I have to wear special sunglasses for my kind of “disability”.

Yes, I’m Asian.

I have a wide face and no nose bridge to allow me to wear those free sunglasses you get at sporting events. 

When I’m forced to wear one-size-fits-all sunglasses, I get a massive headache because of the facial muscles I need to use just to keep them from sliding off on my face.

95% of the time, I wear the sunglasses that work best for me.

But when I forget to pack them, I have to hope I can find something close that will work for me, even if it’s not perfect.

Many people last week commented that they really disliked tall toilets.  

I completely agree that 22” is likely too tall for the average homeowner without a disability but it sure makes life easier for a wheelchair user doing a lateral transfer when the height of the toilet and the chair are level. 

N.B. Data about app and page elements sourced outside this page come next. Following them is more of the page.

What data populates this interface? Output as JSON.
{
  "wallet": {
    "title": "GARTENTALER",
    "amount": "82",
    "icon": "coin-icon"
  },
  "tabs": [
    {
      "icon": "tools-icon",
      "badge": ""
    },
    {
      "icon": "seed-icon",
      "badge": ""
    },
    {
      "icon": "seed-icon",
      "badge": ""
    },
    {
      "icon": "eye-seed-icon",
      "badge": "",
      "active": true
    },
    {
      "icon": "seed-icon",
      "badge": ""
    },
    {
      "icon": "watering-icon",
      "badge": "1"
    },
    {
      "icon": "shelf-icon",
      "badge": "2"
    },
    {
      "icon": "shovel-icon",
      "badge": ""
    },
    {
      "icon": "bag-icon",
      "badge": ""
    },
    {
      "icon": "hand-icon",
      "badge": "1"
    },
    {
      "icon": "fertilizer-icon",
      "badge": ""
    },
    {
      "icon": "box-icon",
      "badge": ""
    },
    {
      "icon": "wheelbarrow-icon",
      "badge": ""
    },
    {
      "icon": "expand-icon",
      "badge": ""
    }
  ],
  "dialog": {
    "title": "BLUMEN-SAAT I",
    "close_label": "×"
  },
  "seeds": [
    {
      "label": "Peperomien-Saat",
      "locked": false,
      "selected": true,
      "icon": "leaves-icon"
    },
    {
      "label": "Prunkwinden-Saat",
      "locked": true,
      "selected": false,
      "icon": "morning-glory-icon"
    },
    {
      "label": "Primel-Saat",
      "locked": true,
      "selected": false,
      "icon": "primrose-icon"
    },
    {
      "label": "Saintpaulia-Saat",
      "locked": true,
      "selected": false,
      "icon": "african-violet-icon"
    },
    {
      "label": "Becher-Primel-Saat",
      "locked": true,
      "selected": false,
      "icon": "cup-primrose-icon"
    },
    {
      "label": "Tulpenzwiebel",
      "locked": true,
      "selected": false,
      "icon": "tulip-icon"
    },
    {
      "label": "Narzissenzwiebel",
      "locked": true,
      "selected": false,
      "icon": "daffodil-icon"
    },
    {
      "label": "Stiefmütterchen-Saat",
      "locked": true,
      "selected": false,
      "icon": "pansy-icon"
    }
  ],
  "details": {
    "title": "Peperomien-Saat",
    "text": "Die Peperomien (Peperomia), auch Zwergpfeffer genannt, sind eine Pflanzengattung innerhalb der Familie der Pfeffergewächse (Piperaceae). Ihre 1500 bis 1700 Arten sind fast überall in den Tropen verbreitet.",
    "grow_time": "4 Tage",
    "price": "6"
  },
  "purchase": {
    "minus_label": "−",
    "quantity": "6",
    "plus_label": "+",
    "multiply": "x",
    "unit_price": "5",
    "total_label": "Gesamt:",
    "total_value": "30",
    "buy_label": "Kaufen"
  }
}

The discussion provided such a great illustration of the differences between commercial ADA and residential accessibility.

The reality is that ADA has a hard job  — designing a space that makes everyone happy is an impossible task. If it’s perfect for one person, it will surely be less than ideal for another.  

Public bathrooms have to accommodate everyone from 5 ft nothing to 6 ft and over.

Our homes can fit our needs perfectly and support our preferred way of living. 

Public bathrooms need to accommodate thousands of people with different challenges year after year. 

Our homes only need to accommodate a handful of people who are likely physically able to adapt to different environments.

I completely understand that if you’re short, it can be hard on your back if your feet dangle.

Luckily, 99% of the time, you will get to use your height of choice at your personal residence.

And when you do have to use a public bathroom, maybe that inconvenience can just be reframed as humans being kind, flexible and inclusive of each other.

Every person deserves to have the best chance of success.

If I can save a fellow human from the embarrassment of having to call out for help to total strangers when their pants are down, it’s 100% worth it in my mind